Solitude:

We’ve experienced Church and our small group meeting online, which may continue for awhile. In this time of social distancing, Don and I enjoyed seeing the faces of some with whom we regularly worship on a video feed service. Although we miss being face to face, we are thankful for the blessing of technology that allows us some visibility to each other. Many in countries hostile to the Christian faith, or lacking the access to technology which we enjoy, cannot experience this benefit.

Jesus went out alone to pray. We can walk in nature and talk to God and each other.

Silence:

Our over-55 community is usually quiet. However, it’s more still than usual. Few cars are on the streets. People are walking and talking to each other, but from a distance. The quiet is lovely, renewing, especially if I sit, relaxed and quiet, focusing on God and allowing Him to renew my spirit.

As Rene said, “stop checking for coronavirus updates all the time … that makes you more vulnerable to getting the virus … don’t go for updates on the virus but check for upgrades on your intake.” What is my intake?
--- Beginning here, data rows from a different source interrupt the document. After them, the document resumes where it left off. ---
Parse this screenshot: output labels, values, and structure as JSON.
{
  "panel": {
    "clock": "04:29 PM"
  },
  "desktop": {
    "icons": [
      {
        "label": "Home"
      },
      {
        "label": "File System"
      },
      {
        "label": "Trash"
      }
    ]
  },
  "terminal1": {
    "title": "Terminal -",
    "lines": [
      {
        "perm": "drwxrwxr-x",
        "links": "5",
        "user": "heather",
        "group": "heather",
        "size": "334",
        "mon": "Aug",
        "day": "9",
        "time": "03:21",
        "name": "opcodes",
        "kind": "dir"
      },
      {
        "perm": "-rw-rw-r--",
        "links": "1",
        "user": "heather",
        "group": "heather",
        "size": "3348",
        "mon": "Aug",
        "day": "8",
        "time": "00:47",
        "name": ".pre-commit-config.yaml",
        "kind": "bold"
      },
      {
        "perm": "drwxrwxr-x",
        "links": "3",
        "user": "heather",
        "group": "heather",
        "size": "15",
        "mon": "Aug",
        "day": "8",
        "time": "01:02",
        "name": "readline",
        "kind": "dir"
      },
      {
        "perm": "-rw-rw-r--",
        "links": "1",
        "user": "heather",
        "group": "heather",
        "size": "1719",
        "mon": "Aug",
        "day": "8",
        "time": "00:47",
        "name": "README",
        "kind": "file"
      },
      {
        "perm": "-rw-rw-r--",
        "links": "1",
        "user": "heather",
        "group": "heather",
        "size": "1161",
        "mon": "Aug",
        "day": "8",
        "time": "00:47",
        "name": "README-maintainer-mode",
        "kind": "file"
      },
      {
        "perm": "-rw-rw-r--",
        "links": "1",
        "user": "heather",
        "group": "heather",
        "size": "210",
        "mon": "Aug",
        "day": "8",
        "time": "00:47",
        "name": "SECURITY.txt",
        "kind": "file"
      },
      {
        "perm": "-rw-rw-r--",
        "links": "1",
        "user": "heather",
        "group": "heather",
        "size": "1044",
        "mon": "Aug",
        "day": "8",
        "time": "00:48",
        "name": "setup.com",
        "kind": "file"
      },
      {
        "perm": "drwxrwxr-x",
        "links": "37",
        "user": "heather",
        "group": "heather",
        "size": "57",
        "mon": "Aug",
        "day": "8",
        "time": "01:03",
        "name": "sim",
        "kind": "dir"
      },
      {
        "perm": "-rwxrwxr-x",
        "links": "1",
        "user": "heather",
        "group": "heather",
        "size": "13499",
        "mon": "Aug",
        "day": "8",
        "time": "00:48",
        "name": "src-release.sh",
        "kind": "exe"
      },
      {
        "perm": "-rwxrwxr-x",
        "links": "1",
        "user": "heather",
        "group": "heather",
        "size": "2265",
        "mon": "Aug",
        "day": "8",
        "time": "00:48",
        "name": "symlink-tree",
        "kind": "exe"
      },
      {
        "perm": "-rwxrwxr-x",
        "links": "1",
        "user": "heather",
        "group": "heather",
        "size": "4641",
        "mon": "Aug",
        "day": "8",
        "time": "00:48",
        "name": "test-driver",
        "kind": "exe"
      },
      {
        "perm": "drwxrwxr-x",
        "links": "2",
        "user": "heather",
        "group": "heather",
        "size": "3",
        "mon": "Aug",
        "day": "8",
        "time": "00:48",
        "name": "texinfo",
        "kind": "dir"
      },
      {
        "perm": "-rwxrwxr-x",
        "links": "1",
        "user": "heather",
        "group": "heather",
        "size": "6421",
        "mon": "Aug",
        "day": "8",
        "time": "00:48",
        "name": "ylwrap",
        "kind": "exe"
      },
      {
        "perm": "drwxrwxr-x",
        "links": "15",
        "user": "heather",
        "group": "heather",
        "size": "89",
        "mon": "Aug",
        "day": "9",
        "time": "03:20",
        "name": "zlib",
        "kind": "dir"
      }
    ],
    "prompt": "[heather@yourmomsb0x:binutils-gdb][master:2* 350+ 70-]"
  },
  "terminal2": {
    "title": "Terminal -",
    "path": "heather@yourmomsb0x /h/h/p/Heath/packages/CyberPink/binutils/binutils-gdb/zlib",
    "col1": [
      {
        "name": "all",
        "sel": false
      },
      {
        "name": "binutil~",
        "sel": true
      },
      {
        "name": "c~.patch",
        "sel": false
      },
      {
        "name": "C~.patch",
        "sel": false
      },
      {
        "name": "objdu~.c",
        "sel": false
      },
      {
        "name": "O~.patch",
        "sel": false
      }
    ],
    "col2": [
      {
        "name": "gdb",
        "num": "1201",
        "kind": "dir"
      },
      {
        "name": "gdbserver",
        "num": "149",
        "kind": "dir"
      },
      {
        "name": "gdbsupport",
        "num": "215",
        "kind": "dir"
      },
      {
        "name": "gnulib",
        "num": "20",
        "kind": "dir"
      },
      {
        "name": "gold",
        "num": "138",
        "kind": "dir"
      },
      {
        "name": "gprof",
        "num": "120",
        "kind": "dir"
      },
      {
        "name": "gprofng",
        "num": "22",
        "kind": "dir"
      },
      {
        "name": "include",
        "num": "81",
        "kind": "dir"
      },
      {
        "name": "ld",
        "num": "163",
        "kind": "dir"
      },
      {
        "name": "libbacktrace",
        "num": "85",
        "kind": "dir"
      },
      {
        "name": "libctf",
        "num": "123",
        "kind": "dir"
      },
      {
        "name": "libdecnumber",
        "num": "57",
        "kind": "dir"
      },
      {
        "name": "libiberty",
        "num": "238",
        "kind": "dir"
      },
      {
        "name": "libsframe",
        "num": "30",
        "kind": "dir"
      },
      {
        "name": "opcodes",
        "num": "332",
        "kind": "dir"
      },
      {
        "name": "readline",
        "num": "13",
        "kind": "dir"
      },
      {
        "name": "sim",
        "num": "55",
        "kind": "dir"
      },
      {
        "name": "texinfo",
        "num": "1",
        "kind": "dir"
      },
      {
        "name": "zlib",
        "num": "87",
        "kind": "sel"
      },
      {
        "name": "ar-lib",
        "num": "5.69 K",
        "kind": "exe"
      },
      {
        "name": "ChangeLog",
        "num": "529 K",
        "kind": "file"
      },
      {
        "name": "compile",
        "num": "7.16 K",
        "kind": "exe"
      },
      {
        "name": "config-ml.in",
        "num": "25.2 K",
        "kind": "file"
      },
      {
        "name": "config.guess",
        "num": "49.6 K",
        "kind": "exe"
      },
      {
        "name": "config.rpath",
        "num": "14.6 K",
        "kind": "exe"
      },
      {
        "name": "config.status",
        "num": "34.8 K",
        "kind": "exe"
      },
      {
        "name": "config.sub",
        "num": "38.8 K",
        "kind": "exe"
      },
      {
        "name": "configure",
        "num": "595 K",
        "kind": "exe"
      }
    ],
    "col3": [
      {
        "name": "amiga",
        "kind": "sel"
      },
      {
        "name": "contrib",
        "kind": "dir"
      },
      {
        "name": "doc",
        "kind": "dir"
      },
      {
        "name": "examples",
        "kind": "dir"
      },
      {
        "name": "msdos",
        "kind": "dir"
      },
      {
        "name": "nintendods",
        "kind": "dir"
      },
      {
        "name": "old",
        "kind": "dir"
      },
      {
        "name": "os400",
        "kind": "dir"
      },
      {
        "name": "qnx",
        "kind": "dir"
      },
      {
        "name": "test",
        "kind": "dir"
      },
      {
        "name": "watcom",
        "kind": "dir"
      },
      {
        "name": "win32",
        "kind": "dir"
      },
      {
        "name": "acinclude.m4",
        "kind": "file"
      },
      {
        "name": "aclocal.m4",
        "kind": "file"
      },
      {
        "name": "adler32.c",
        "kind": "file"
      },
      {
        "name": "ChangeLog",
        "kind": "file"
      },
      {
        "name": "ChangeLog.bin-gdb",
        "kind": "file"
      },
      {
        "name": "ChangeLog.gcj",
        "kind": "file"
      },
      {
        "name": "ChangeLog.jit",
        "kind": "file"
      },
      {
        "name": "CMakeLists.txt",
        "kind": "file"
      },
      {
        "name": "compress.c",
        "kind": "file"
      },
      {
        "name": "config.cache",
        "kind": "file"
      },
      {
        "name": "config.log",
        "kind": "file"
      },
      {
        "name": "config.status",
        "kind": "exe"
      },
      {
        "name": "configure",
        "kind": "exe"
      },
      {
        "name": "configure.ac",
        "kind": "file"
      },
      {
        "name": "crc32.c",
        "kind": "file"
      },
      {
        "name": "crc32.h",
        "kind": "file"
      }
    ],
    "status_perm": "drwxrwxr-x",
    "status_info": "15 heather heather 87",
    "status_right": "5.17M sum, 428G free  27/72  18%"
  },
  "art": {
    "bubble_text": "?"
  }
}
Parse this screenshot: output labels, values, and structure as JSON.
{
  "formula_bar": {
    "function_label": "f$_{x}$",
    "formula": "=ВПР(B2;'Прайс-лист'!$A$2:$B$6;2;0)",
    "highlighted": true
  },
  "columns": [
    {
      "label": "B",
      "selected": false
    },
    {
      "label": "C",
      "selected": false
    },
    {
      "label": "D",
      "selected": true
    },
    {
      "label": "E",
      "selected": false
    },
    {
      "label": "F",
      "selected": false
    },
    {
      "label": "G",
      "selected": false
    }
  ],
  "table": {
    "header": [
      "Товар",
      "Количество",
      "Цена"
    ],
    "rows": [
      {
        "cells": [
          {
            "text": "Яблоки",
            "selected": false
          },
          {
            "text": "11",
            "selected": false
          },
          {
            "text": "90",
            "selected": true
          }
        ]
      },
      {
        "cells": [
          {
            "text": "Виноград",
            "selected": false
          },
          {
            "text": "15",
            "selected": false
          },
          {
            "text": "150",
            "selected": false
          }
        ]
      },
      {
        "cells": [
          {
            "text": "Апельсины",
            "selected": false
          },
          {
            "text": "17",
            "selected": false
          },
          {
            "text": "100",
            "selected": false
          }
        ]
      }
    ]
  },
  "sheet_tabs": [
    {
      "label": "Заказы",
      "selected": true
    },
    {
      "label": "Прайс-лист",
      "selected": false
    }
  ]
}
Where is my focus?

The apostle Paul was imprisoned under a death sentence and Christians were being persecuted by Nero when Paul wrote these words to remind us to be intentional about how we direct our thoughts.

Finally, brothers and sisters, whatever is true, whatever is noble, whatever is right, whatever is pure, whatever is lovely, whatever is admirable—if anything is excellent or praiseworthy—think about such things.

Philippians 4:8 NIV

Instead of our ‘control’ being in how many rolls of toilet paper we can buy, let’s focus on the good things of God–our intake–and trust Him to hold the key to our days. Bless you, wash your hands, be well.